With an estimated net worth of $625 million, Cook has certainly done well during his time at Apple, but he is also known for his philanthropic efforts and has pledged to give all of his wealth towards a range of charitable means.
Tim Cook’s sleep routine and habits
Cook has historically kept his personal life well out of the public eye. As a result, outside of Apple, there’s not much we know about this CEO. However, there is one aspect of his daily routine that he is renowned for: being a very early riser. He wakes up at around 3:45am PT every day. He’s tweeted “Got some extra rest for today's event. Slept in 'til 4:30.” which puts into perspective just how much he advocates the early start.
Cook sees this as an opportunity to catch-up on what has been happening in Asia and Europe that day and to get ahead of emails, which he likes to do first thing in the morning. He also uses this time to get a workout in, which is a common practice of many early-risers with busy schedules. However, as he points out, it doesn’t feel like a chore for him to get up that early:
“The thing about it is, when you love what you do, you don’t really think of it as work. It’s what you do. And that’s the good fortune of where I find myself,” said Cook.
How to build sleeping habits to wake up early like Tim Cook
1. Establish a sleep routine that you can repeat every night
Repetition is key when attempting to build a habit so it’s important to realistically consider what your sleeping routine could be. If you’re a night owl and enjoy staying up late you’re unlikely to suddenly start sleeping from 9pm until 4am. It has to reasonable based on your work hours, family circumstances, and lifestyle.
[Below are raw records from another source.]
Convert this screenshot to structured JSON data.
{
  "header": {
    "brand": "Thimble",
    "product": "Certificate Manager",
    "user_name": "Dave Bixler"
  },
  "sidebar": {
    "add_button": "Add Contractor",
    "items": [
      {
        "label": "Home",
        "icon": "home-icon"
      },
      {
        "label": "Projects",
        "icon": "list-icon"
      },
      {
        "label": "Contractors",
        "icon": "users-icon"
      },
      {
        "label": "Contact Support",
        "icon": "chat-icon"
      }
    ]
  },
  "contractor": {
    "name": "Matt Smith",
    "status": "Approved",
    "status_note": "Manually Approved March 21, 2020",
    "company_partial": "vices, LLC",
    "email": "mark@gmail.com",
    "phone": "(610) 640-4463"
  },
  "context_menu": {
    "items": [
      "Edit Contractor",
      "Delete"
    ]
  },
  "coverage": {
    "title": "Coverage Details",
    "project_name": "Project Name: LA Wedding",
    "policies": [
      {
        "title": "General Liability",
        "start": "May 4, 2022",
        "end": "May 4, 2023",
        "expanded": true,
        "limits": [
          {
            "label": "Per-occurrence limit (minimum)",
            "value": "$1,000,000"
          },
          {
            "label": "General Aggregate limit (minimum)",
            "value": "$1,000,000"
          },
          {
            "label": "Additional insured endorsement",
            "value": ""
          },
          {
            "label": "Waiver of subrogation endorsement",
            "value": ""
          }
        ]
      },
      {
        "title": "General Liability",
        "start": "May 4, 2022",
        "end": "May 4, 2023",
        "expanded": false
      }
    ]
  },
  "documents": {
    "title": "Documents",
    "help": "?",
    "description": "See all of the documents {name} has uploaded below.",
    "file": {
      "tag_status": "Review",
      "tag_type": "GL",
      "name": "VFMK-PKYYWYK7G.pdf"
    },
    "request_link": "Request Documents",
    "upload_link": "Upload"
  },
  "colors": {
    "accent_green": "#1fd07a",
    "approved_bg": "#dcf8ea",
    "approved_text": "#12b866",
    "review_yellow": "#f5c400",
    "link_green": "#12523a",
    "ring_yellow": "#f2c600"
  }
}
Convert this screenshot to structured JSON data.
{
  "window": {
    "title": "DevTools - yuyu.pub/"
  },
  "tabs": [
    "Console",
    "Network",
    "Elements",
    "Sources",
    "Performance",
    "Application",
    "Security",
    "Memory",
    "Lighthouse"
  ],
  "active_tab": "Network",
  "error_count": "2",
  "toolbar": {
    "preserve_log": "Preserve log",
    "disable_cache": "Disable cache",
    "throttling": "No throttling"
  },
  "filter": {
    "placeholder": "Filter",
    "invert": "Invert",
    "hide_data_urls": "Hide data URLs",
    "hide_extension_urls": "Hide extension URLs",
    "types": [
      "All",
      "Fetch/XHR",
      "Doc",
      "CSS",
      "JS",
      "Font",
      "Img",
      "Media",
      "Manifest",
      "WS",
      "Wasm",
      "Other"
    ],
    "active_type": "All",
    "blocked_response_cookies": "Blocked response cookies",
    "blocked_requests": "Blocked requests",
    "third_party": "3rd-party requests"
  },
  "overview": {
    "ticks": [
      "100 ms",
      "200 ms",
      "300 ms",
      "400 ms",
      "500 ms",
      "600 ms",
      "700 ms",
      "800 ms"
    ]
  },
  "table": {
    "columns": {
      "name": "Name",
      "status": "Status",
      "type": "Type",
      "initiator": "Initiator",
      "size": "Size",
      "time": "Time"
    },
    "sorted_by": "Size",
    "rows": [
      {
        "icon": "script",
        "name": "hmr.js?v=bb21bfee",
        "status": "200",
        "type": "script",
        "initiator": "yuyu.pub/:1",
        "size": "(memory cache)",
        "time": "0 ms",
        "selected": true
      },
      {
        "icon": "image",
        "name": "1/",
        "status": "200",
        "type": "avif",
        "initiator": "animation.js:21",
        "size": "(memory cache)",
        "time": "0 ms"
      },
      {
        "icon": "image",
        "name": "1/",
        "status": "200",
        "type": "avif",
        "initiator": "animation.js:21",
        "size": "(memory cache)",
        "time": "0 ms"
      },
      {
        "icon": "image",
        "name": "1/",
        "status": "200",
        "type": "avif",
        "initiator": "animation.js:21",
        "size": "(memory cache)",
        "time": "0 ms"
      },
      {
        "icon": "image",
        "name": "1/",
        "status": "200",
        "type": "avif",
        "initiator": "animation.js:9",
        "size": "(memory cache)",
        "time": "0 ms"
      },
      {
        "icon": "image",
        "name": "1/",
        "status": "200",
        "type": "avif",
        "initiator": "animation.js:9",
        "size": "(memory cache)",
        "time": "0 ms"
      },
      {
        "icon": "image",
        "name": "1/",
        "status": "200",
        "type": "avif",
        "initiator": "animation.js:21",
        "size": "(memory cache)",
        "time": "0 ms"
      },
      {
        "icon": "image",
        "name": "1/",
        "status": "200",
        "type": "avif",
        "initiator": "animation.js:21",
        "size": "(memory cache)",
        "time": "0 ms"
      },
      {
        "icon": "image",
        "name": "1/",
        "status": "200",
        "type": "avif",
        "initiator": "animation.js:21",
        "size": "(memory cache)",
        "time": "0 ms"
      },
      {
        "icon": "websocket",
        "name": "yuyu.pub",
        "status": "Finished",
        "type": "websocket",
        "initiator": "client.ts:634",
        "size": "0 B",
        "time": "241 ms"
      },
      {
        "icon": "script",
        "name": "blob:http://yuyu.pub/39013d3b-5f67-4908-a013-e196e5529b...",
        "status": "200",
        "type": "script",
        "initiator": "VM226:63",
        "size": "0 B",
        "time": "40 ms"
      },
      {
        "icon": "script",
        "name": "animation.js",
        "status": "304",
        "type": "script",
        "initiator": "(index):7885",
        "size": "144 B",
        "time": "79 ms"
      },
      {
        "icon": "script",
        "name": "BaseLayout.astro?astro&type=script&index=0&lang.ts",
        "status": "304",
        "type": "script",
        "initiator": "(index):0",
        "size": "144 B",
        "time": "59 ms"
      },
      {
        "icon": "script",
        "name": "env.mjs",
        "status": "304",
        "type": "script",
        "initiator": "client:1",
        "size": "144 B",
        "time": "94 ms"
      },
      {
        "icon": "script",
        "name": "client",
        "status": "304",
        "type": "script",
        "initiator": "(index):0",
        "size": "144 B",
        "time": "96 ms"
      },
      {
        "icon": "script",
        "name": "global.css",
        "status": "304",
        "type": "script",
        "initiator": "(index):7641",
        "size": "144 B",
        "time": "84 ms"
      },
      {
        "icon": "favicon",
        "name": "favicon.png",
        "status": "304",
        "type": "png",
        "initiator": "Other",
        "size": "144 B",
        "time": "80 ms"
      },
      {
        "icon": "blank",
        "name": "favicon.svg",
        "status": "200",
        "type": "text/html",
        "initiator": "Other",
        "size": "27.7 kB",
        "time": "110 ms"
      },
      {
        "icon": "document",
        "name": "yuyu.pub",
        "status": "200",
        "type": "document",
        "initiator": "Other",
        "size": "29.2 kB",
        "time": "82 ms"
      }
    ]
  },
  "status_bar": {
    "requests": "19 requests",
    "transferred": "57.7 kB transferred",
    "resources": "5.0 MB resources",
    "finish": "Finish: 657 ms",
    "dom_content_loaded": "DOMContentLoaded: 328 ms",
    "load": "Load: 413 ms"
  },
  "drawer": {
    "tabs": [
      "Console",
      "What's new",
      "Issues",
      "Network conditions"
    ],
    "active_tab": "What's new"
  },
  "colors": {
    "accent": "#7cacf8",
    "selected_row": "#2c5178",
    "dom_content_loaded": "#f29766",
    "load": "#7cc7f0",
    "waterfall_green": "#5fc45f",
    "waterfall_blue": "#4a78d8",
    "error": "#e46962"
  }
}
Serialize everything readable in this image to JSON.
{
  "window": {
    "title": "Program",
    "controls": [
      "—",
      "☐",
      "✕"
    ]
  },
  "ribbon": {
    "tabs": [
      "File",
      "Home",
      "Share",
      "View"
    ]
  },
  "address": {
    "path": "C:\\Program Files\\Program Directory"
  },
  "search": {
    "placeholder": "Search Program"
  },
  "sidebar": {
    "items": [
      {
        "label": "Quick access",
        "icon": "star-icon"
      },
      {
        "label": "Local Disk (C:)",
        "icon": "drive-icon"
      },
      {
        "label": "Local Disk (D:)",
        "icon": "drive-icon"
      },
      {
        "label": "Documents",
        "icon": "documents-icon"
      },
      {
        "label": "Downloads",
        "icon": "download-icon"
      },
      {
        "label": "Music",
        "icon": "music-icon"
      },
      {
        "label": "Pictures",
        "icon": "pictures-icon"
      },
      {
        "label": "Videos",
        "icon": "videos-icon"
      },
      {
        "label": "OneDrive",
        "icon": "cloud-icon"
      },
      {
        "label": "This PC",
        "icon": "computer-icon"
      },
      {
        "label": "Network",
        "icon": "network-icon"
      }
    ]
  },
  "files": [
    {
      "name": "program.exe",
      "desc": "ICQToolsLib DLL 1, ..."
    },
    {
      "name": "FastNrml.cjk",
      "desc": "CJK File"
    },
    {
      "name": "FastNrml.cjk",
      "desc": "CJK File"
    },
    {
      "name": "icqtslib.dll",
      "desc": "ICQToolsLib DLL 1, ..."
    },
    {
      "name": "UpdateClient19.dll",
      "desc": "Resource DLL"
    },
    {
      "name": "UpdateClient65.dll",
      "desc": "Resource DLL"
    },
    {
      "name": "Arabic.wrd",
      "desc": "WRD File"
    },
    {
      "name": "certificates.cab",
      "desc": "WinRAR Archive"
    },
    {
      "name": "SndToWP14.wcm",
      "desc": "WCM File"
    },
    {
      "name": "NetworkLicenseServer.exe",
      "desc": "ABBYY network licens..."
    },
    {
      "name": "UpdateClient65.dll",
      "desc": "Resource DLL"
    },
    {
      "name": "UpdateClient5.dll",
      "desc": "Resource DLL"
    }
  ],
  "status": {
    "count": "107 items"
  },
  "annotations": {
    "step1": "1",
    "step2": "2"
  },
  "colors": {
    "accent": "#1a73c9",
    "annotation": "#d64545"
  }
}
You may need to trade some of this evening time for morning time so make peace with that now.
Pick a time that you’d like to wake up and set incremental targets to shift towards that time, for example, set yourself two targets of:
“Move your alarm forward 5 minutes every night over the course of a month ”
“go to bed 5 minutes earlier each night”
This ensures that whilst you’re getting up earlier you’re still also maintaining enough sleep by going to bed slightly earlier - it’s important not to sacrifice your sleep length just to wake up at 6am.
Note: this is a habit that you’ll only need to maintain until you reach your desired wakeup time.
2. Know what you’re going to do when you wake-up (just like Tony Robbins also does)
Planning what you’re going to do when you wake up before you go to sleep not only puts your mind at ease, but it also means that when you do wake up you’ll have a clearer thought process. You can start small by selecting one thing to do as you get out of bed.
“<task to do> as soon as alarm goes off”
This doesn’t have to be a difficult task, rather it should just act as a kickstart for your day, or an indicator to yourself that you’ve now woken up and you’re starting your day. It could be as simple as making the bed or packing your bag for the day.
3. Remove electronics and devices from your room before bed (Arianna Huffington recommends this too)
This ultimately serves two purposes:
- it compensates for using your devices earlier in the day i.e. you’re doing more work earlier in the day rather than later at night.
- it helps you associate device downtime with bedtime. You’ll be able to build a habit of going to sleep a period of time after putting away your devices for the day.
One way you can achieve this is to:
“Activate airplane mode 10 minutes before bed”
You can do this in-sync with sub-habit (1) above or you can choose to do this separately.
One thing to note is that although Tim Cook chooses to wake up at 3.45am, it doesn’t mean you have to do that as well. He has found over time that it works for him based on his goals, lifestyle and profession. You might find that waking up at 6am or 9am works best for you - and that’s a much more effective approach to success than simply copying someone else’s routine. The key is to be thoughtful about how you set up your routine and not just run on autopilot.
The suggested habits throughout the above article can be copied into the Evolution 2 habit tracker. Just sign-up for your account here.